Quality education is a cornerstone for not only individual capacity development, but also sustainable socio-economic development. JICA has been supporting government programs aiming at improving the quality of education, especially in the post-primary sub-sectors.
Secondary Science and Mathematics Teachers' (SESEMAT) Project Phase III
In 2005, Japan began "Secondary Science and Mathematics Teachers' project (SESEMAT)" under which more than 450 science and mathematics teachers received training. Upon request of the Government of Uganda in 2007, Japan expanded the support and added 42 districts to the original target of SESEMAT. As a result, a total of 5,534 teachers had received SESEMAT training by 2011. Furthermore, 180 tutors at Primary Teachers' Colleges (PTC) and 30 lectures at National Teachers' Colleges (NTC) in the field of science and mathematics received customized trainings based on their needs. Subsequently, in 2013, SESEMAT Phase III Program commenced and focused on three areas, which are in-service training, regional based activities, and development of teaching reference to strengthen teaching ability. The feature on Phase III was to introduce "Unit learning with Unit Plan" which is a higher framework in which a group of lessons are to be naturally linked.
TVET-Leading Institution's Expansion of Human Resource and Skilled Workforce Development for Industrial Sector in Uganda (TVET-Lead Project)
Since 1968, JICA has supported Uganda’s TVET through the Nakawa Vocational Training Institute (NVTI), which was upgraded to Nakawa Vocational Training College (NVTC), by providing facilities and equipment, strengthening the organization and training management system as well as enhancing technical knowledge and capacity of instructors. The main objective of JICA’s involvement in TVET was to improve the quality of vocational training to meet the demand of human resources in the country. Since 2014, TVET-LEAD project was started for the purpose strengthening the capacity of NVTI for human resource development to respond to the needs of the private sector. One of the biggest achievements was establishment of Vocational Diploma in Electrical Engineering and Automobile Engineering, and this breakthrough led the institution to be upgraded to a Vocational College. Furthermore, NVTC has been strengthening the partnership with private sector, through the PPPWG (Public-Private Partnership Technical Working Group.) This approach has resulted into NVTC graduates and trainees being linked to businesses and organizations that are in need of their skills.

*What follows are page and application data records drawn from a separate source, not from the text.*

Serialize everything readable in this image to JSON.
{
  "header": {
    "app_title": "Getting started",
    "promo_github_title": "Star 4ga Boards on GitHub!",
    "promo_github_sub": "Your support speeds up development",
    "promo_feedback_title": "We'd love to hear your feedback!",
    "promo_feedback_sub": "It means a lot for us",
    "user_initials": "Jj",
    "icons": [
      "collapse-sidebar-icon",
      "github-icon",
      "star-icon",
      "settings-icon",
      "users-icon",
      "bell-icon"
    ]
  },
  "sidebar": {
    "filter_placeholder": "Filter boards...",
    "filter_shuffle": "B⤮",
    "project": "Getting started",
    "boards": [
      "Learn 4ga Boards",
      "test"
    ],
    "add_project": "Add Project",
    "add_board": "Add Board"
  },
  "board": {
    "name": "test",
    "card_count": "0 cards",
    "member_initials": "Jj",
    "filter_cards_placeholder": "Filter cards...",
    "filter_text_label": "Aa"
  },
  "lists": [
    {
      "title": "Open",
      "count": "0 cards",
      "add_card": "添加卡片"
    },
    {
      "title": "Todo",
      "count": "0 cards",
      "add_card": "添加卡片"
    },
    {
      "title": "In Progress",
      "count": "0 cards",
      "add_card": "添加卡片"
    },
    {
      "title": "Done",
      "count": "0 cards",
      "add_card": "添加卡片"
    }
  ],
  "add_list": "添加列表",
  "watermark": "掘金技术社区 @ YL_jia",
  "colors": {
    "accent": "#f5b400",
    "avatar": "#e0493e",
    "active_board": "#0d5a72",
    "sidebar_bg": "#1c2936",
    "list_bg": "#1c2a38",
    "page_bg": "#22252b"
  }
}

Knowledge Co-Creation Program (KCCP)
The Knowledge Co-Creation Program (KCCP) is a technical cooperation in Japan by JICA with a focus on contributing to the development of human resources to address and/or solve targeted problems in developing countries as well as promoting mutual understanding and friendships between the countries. The Japanese society has developed uniquely by fusing its national characteristics with foreign knowledge and technology. Most of these experiences accumulated in Japanese society can be understood better by visiting Japan. The KCCP therefore provides people in developing countries with valuable first-hand opportunities to learn Japan’s experience and technologies in specialized fields that will be useful for the future development of their countries. Covering a wide range of areas of development knowledge such as governance, education, health, agriculture, transportation, urban/rural development, water and environment, gender and development, information and communication technology, peacebuilding, private sector development, and disaster management, the programs expect participants to share acquired knowledge and skills with colleagues in their workplaces for human resource development and building organizational capacity. Currently, JICA dispatches around 50 participants from Uganda every year, and more than 2,000 personnel, mainly from government organizations, have visited Japan to acquire first-hand knowledge and expertise.
African Business Education Initiative for Youth (ABE Initiative)
The ABE initiative was launched in 2013 at the Fifth Tokyo International Conference on African Development (TICAD V) and provides African youth with opportunities to study at master’s courses at Japanese universities as well as to experience internships at Japanese companies. It aims to develop human resource who will contribute to the industrial and business development in Africa and build business networks between African and Japan, while serving as “navigators” for Japanese companies. Since 2014, JICA has accepted about 1,600 participants from all 54 African countries in this initiative. The uniqueness of this program in comparison with other scholarship programs lies in what is called “Business Program”, which is offered to the participants in addition to their master’s courses. As of 2022, 35 participants have been dispatched from Uganda.